| Exercise description |
Nothing in the entries should change; repeat them exactly.

Interface dataset entries:
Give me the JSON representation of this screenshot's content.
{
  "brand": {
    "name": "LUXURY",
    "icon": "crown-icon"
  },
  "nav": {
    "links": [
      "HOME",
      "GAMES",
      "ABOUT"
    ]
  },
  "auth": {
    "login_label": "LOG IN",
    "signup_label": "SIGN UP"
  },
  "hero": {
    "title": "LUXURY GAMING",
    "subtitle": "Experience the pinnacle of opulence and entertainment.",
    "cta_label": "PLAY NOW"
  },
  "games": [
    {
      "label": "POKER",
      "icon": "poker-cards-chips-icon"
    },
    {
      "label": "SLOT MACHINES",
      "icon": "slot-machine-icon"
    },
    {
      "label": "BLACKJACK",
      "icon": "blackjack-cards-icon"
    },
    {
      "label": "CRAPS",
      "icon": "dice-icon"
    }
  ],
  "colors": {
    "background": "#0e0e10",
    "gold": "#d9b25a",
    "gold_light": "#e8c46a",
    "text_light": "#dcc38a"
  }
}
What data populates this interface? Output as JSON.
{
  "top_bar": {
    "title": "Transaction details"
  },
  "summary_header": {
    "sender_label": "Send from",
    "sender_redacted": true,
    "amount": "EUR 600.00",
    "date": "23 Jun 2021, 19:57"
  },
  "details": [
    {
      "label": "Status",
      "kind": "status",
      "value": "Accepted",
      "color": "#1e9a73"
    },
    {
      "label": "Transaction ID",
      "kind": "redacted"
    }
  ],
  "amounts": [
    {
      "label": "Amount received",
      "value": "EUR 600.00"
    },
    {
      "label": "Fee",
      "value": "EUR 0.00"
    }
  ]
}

| Solution |
Give me the JSON representation of this screenshot's content.
{
  "brand": {
    "name": "LUXURY",
    "icon": "crown-icon"
  },
  "nav": {
    "links": [
      "HOME",
      "GAMES",
      "ABOUT"
    ]
  },
  "auth": {
    "login_label": "LOG IN",
    "signup_label": "SIGN UP"
  },
  "hero": {
    "title": "LUXURY GAMING",
    "subtitle": "Experience the pinnacle of opulence and entertainment.",
    "cta_label": "PLAY NOW"
  },
  "games": [
    {
      "label": "POKER",
      "icon": "poker-cards-chips-icon"
    },
    {
      "label": "SLOT MACHINES",
      "icon": "slot-machine-icon"
    },
    {
      "label": "BLACKJACK",
      "icon": "blackjack-cards-icon"
    },
    {
      "label": "CRAPS",
      "icon": "dice-icon"
    }
  ],
  "colors": {
    "background": "#0e0e10",
    "gold": "#d9b25a",
    "gold_light": "#e8c46a",
    "text_light": "#dcc38a"
  }
}
What data populates this interface? Output as JSON.
{
  "top_bar": {
    "title": "Transaction details"
  },
  "summary_header": {
    "sender_label": "Send from",
    "sender_redacted": true,
    "amount": "EUR 600.00",
    "date": "23 Jun 2021, 19:57"
  },
  "details": [
    {
      "label": "Status",
      "kind": "status",
      "value": "Accepted",
      "color": "#1e9a73"
    },
    {
      "label": "Transaction ID",
      "kind": "redacted"
    }
  ],
  "amounts": [
    {
      "label": "Amount received",
      "value": "EUR 600.00"
    },
    {
      "label": "Fee",
      "value": "EUR 0.00"
    }
  ]
}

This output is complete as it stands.